A new study conducted in 2023 by Calm, the maker of a sleep and meditation app, has shed light on the profound impact of sleep on mental health and the challenges people face in getting quality rest.
Researchers surveyed 9,500 residents from 10 U.S. cities and 10 U.K. cities, aged between 18 and 65, to uncover the key trends in the relationship between sleep, mental health, and daily life.
Impact of sleep on mental health’s key findings highlight five significant trends
- Sleep and Mental Health Connection: A staggering 78% of survey respondents reported that a lack of sleep negatively affects their mental health. Many adults believe that seven hours of sleep are necessary for improved mental health, but only a third manage to attain this. Furthermore, nearly 75% of participants expressed their willingness to explore new strategies for better sleep. Shockingly, 42% admitted to relying on sleep aids like medication, cannabis, or alcohol.
- Struggles Among Millennials and Gen Z: Sleep-related issues are particularly prevalent among individuals under 40. Millennials often point to caffeine consumption as a major sleep disruptor. Gen Z, on the other hand, struggles with establishing effective morning routines after sleepless nights, with 38% attributing their sleeplessness to current events and 26% to technology use.
- Dream Content: Respondents revealed that their dreams frequently revolve around familiar people, places, and romantic experiences. Notably, 74% stated that they recognize the individuals in their nightmares. Gen Z is more likely to dream about death, video games, and social media compared to millennials.
- Financial Stress: Money-related concerns are a leading cause of sleep troubles in both the U.S. and the U.K., surpassing worries about children or global issues. Financial stress is reported to cause three times the sleep disturbances of relationship concerns.
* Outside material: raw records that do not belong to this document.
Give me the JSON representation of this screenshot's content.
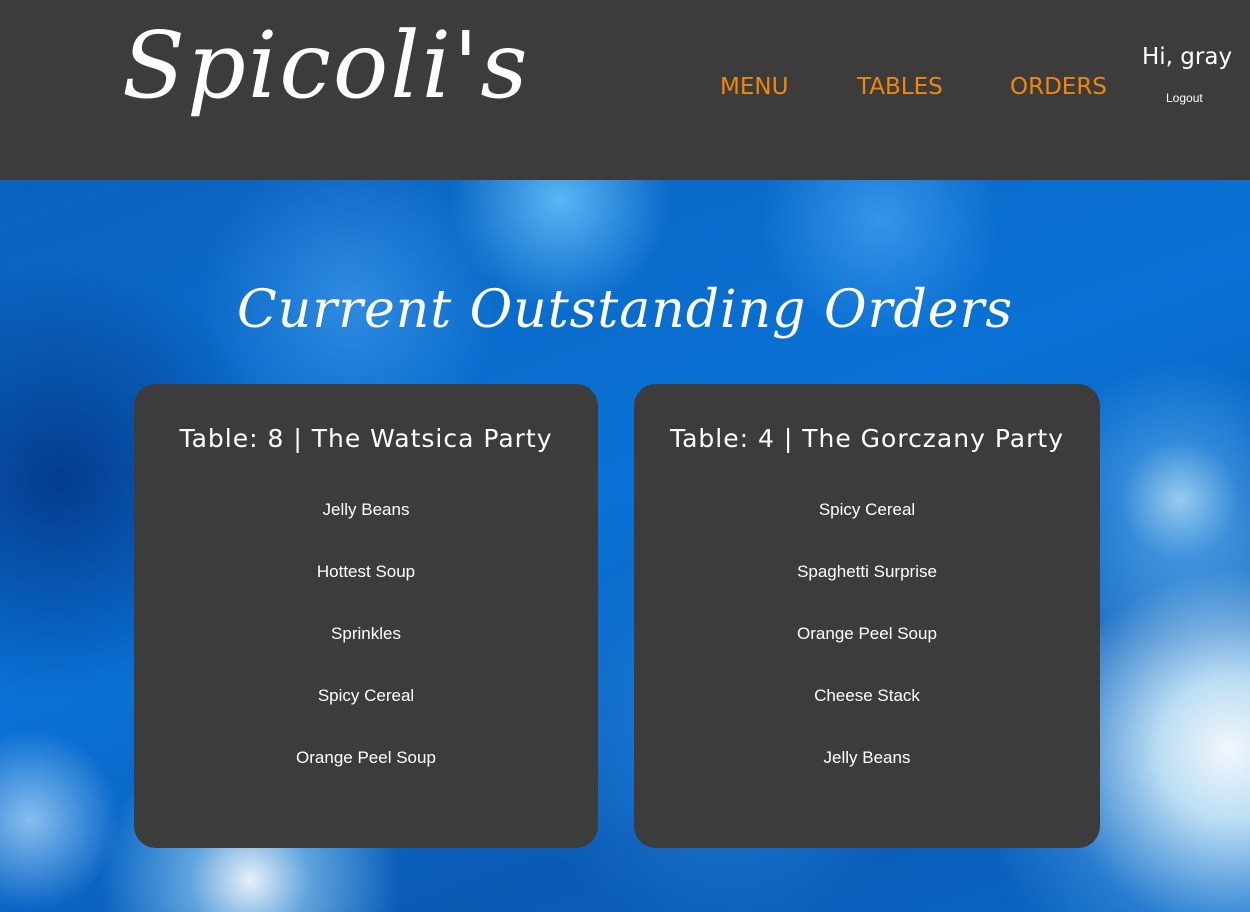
{
  "header": {
    "logo": "Spicoli's",
    "nav": [
      {
        "label": "MENU"
      },
      {
        "label": "TABLES"
      },
      {
        "label": "ORDERS"
      }
    ],
    "greeting": "Hi, gray",
    "logout_label": "Logout"
  },
  "main": {
    "title": "Current Outstanding Orders",
    "orders": [
      {
        "title": "Table: 8 | The Watsica Party",
        "items": [
          "Jelly Beans",
          "Hottest Soup",
          "Sprinkles",
          "Spicy Cereal",
          "Orange Peel Soup"
        ]
      },
      {
        "title": "Table: 4 | The Gorczany Party",
        "items": [
          "Spicy Cereal",
          "Spaghetti Surprise",
          "Orange Peel Soup",
          "Cheese Stack",
          "Jelly Beans"
        ]
      }
    ]
  },
  "colors": {
    "header_bg": "#3c3c3c",
    "nav_accent": "#f0860e",
    "card_bg": "#3c3c3c",
    "background_blue": "#0a6ecf"
  }
}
- Partners and Pets Impact Sleep: Sharing beds with partners and pets can disrupt sleep. Thirty-nine percent of adults find that they sleep better alone, with over half making changes to their sleep routines to accommodate their partners. Common reasons for partners sleeping separately include snoring and disruptive sleep habits. Pets also contribute to sleep disturbances, with one in three adults attributing their disrupted sleep to animals.
In light of these findings, it becomes evident that the relationship between sleep and mental health is intricately linked, with a significant portion of the population grappling with sleep-related issues.
Millennials and Gen Z experience sleep challenges for various reasons, while the content of dreams often reflects daily experiences. Financial concerns are a prominent cause of sleep troubles, and sharing beds with partners and pets can also affect the quality of sleep.